Dr. Ouma noted that whereas Trademark registration may take up to 6 months, Copyright registration takes only 7 days before a notification certificate is issued as proof of registration.
Mr. David Muriithi, a KECOBO Board Member, added that in this age of internet, one needs to understand their business model, weigh their costs versus their benefits of the business. He added that Craftprenuers needed to discuss issues on valuation of their work and also about financing. Thus he called on the Craftprenuers to engage Intellectual Property lawyers before engaging in any binding agreements as such a move could make the difference between a lifetime protection of works or the loss of millions in royalties.
A follow up to this event will be held in another Jumpstart Thursday on the 14th August 2014 at Shalom House, Ngong Road, Nairobi.
The 7th Annual Broadcast, Film and Music Africa (BFMA) conference was held in Nairobi on Tuesday 27th and Wednesday 28th May 2014 at the Kenyatta International Conference Center (KICC).
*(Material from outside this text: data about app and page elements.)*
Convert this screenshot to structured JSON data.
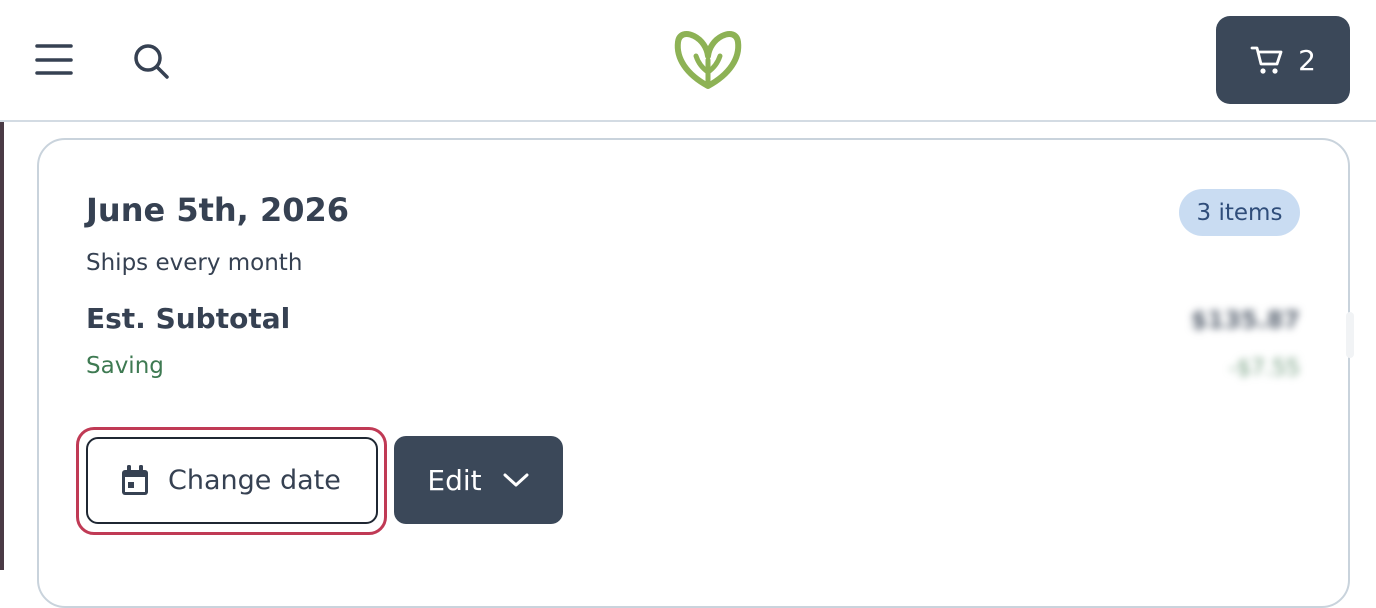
{
  "header": {
    "cart": {
      "count": "2"
    }
  },
  "icons": {
    "menu": "hamburger-menu-icon",
    "search": "search-icon",
    "logo": "leaf-heart-logo",
    "cart": "shopping-cart-icon",
    "calendar": "calendar-icon",
    "chevron": "chevron-down-icon"
  },
  "subscription": {
    "date": "June 5th, 2026",
    "items_badge": "3 items",
    "frequency": "Ships every month",
    "subtotal_label": "Est. Subtotal",
    "subtotal_value": "$135.87",
    "saving_label": "Saving",
    "saving_value": "-$7.55",
    "change_date_label": "Change date",
    "edit_label": "Edit"
  },
  "colors": {
    "primary_dark": "#3b4859",
    "logo_green": "#8db255",
    "saving_green": "#3e7a52",
    "badge_bg": "#c9dcf2",
    "focus_ring": "#c03a55"
  }
}
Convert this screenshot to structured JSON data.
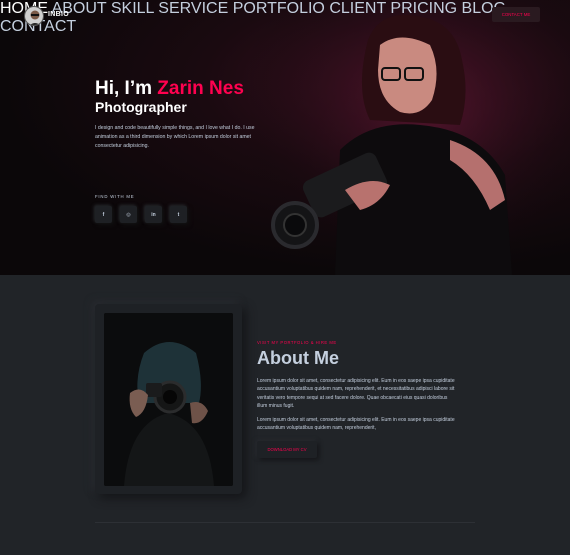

The theme of the event was “Afriwood Rising” and was aimed at provoking and encouraging Africa’s creative, media and technology industries into thinking and acting regionally with creative content and digital media as the focal point. It was noted that the Broadcast, Film and Music industries are increasingly developing synergies and merging through the power of electronic media.
The event was organised by African Information Technology Exhibitions and Conferences (AITEC) Africa. In attendance were various broadcasters, filmmakers, animators, musicians, computer game developers, policy-makers, journalists, researchers, lawyers, entrepreneurs and investors in the creative sector.
An analysis of the music industry was done with keen examination on how globalisation is affecting the industry and the challenges of cultural colonisation. The discussion also focused on regulatory and industry initiatives regarding intellectual property, broadcasting rights, licensing and the required legal framework towards the development of using the new technology to block piracy. Ms Helen Koki represented the Kenya Copyright Board (KECOBO) in this discussion panel.
The event also paid special focus to animation, gaming and digital applications (apps) development sectors. According to Sean Moroney, Chairman of AITEC Africa and Director of BFMA, they expected that discussions with the gamers would be a springboard towards identifying and harnessing new and young talents in the circles of animation and technology.
During the African Media Business Exchange programme session, discussions were held on the new trends in Internet Protocol (IP) broadcasting targeting the journalists. Also incorporated in the event was the Filmmakers Pavilion with a package of workshops on film production and studio installation, lighting equipment and technology.
- AFRIKA HANDMADE SYMPOSIUM, JACARANDA HOTEL (02.10.2014)